*** RECORDS FOR THIS TASK Section Begins ***

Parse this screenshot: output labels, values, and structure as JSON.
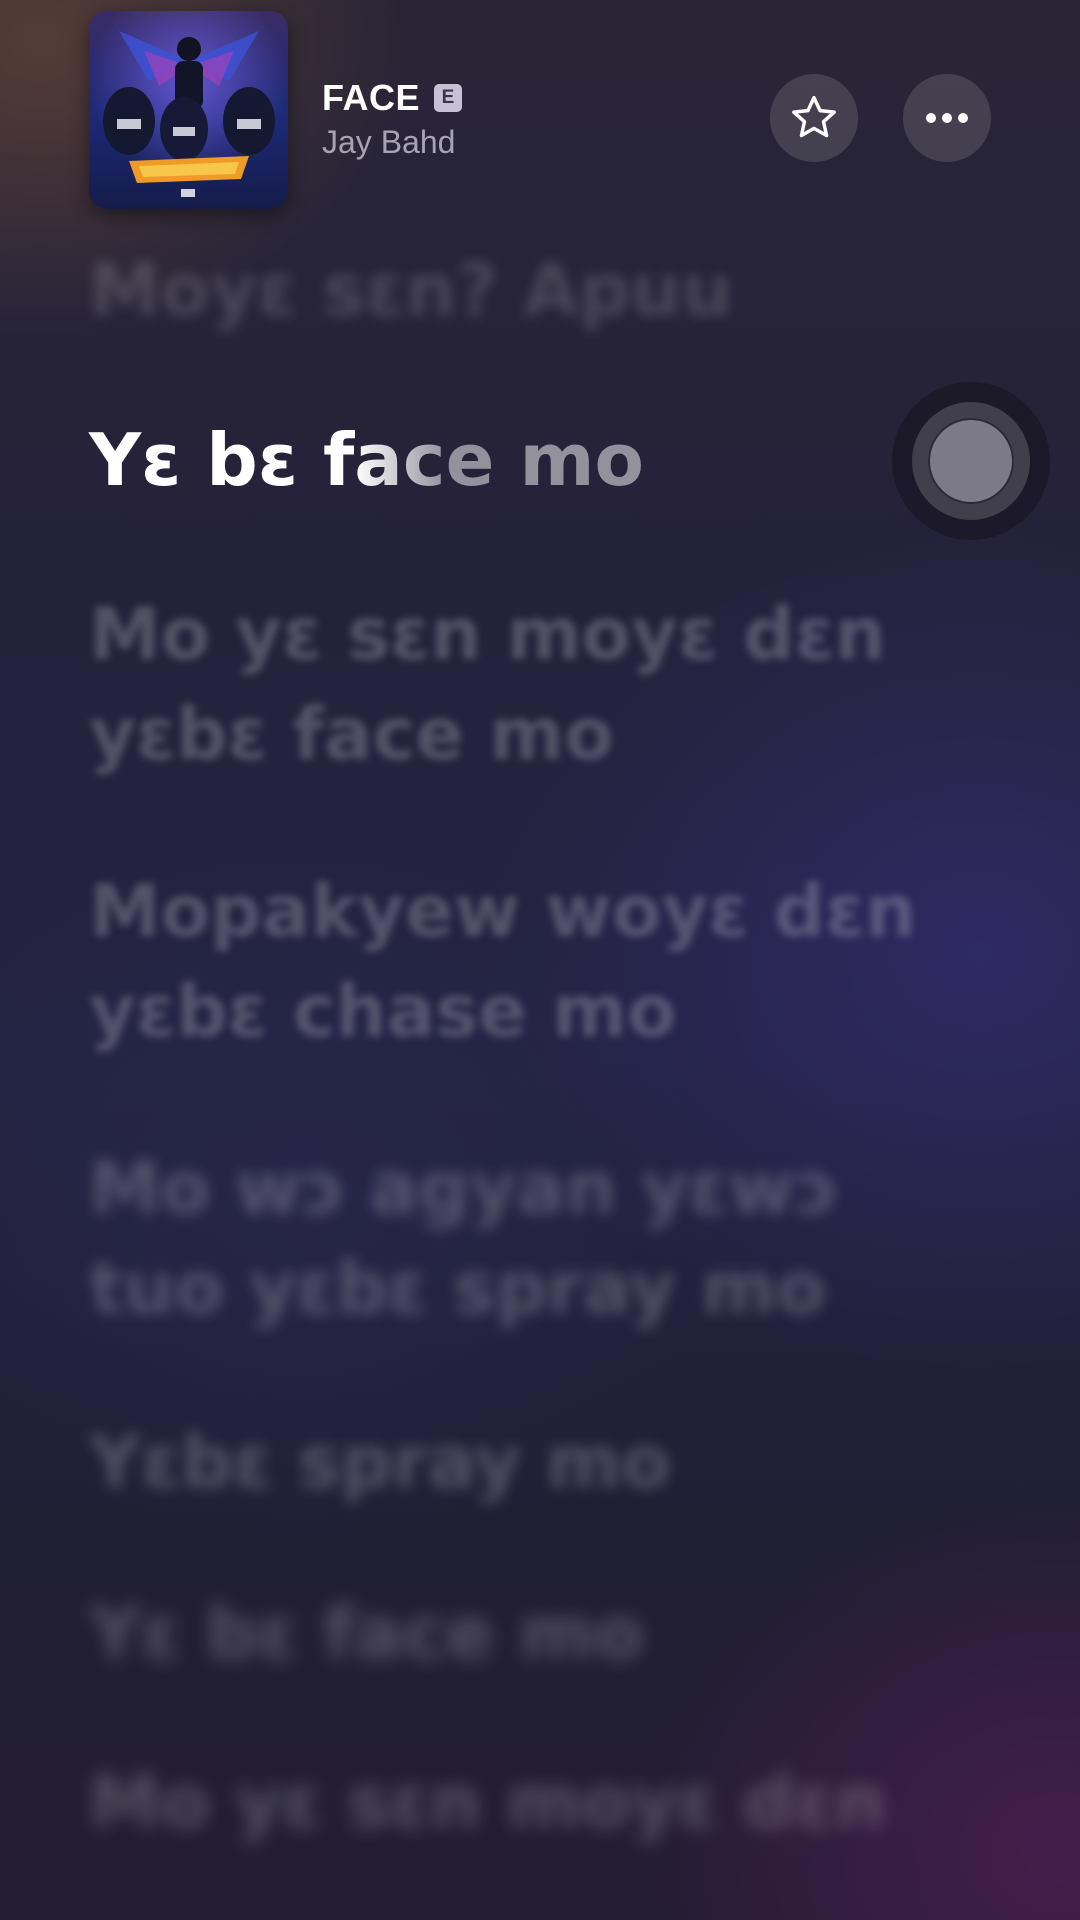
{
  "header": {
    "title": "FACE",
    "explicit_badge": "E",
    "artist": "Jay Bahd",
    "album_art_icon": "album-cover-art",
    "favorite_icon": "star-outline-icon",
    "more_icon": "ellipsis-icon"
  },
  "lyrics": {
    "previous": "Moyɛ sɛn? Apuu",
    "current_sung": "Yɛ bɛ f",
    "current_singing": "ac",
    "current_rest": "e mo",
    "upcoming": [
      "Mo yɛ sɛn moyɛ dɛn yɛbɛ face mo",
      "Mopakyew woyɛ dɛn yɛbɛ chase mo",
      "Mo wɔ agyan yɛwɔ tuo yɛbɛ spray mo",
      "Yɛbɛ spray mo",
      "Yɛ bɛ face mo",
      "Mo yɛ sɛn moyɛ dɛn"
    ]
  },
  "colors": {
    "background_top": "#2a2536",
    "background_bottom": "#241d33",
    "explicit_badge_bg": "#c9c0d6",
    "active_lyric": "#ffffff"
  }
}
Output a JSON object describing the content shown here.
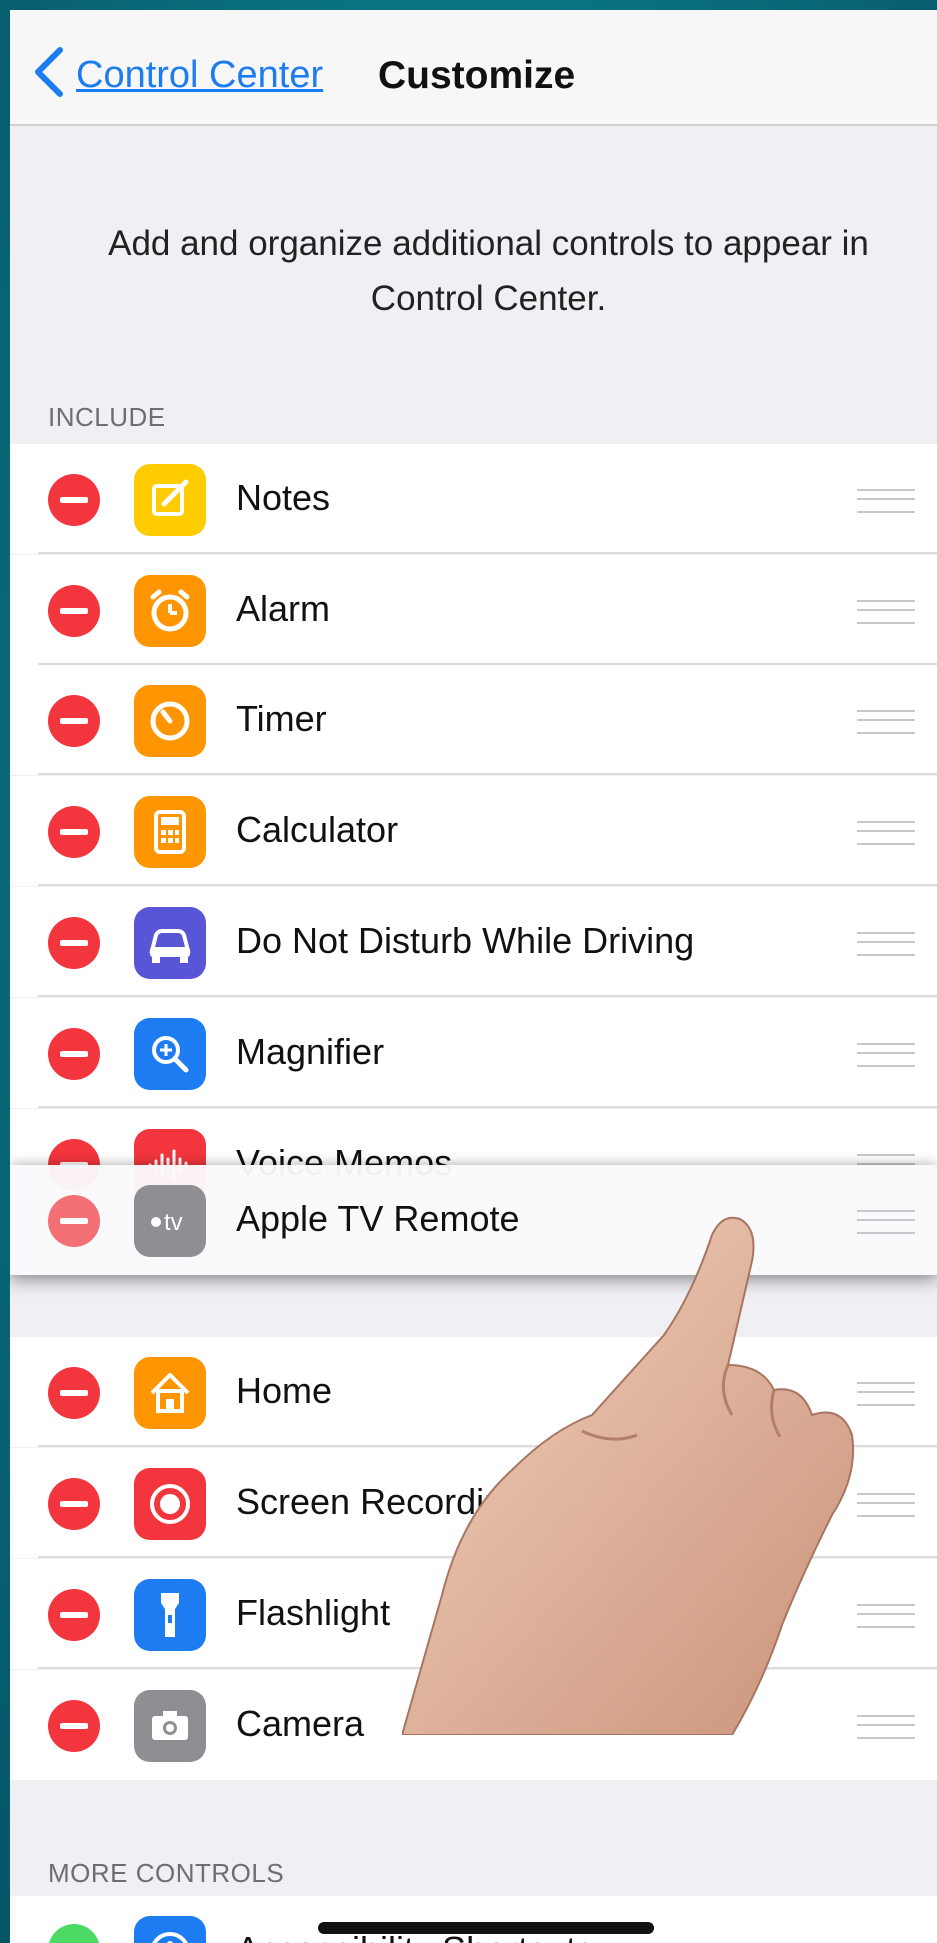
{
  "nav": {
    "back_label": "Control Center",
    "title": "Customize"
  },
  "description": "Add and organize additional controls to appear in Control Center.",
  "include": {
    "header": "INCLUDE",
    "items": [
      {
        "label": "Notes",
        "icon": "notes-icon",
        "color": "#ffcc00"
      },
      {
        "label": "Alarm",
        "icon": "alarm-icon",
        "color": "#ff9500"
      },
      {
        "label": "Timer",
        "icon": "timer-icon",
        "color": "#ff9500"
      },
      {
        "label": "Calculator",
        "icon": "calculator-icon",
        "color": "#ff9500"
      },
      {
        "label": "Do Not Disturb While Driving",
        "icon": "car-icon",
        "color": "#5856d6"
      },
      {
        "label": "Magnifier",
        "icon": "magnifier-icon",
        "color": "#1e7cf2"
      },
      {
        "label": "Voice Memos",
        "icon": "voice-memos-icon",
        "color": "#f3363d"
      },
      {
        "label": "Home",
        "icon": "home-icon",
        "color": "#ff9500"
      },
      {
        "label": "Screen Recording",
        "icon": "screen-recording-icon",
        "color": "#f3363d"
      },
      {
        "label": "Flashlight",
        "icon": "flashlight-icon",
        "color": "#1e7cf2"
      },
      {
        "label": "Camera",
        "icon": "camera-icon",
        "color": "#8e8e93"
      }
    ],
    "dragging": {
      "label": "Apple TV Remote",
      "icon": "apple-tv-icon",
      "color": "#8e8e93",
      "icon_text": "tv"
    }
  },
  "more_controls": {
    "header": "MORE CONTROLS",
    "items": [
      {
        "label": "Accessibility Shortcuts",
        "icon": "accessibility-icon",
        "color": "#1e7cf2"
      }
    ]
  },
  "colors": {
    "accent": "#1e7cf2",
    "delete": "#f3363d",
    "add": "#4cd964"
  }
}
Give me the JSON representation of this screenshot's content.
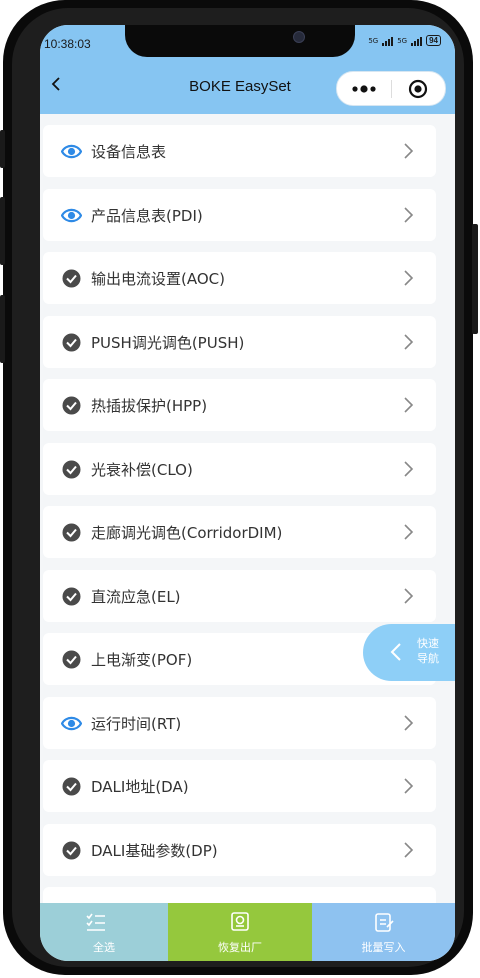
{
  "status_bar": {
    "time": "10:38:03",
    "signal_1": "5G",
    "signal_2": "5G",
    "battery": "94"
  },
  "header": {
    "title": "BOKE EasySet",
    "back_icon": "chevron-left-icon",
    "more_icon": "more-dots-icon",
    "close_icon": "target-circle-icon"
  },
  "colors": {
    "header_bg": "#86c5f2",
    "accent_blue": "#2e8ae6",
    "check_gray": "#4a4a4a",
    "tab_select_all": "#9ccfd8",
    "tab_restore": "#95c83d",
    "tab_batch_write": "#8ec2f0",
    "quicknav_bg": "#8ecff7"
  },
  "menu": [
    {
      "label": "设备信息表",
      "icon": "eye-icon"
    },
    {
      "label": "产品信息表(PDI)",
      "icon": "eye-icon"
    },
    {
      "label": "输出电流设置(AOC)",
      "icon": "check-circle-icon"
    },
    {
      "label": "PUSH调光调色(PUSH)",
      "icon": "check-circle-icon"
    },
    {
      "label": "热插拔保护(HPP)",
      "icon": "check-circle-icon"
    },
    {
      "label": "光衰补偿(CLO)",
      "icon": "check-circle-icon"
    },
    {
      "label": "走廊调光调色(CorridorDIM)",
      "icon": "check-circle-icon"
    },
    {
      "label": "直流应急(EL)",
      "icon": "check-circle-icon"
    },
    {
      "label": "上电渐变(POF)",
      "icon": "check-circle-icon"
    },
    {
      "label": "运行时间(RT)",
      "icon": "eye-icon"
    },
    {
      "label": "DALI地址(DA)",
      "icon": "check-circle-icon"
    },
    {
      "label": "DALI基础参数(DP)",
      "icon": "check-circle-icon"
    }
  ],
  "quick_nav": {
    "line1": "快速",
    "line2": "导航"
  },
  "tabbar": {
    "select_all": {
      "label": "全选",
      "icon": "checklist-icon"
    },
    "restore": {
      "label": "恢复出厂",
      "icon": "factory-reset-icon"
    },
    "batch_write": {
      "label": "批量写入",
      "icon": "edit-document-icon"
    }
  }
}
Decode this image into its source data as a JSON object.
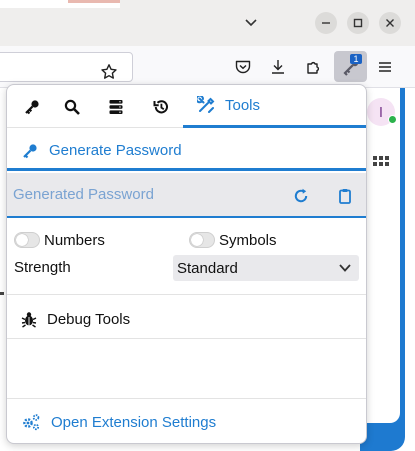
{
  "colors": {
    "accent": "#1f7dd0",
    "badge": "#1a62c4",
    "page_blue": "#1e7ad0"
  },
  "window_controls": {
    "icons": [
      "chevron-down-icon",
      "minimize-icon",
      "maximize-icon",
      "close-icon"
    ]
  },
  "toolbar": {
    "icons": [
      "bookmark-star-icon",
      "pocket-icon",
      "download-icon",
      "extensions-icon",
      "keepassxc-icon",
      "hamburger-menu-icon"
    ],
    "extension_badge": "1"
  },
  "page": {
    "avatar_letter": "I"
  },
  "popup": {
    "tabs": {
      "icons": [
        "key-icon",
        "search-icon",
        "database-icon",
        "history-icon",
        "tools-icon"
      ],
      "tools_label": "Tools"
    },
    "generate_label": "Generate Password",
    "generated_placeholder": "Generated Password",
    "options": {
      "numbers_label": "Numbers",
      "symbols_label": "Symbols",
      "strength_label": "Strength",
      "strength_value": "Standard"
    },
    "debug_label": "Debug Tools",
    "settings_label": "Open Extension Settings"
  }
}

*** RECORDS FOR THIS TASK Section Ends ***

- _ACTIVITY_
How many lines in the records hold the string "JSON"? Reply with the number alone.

- _ANSWER BOX_
4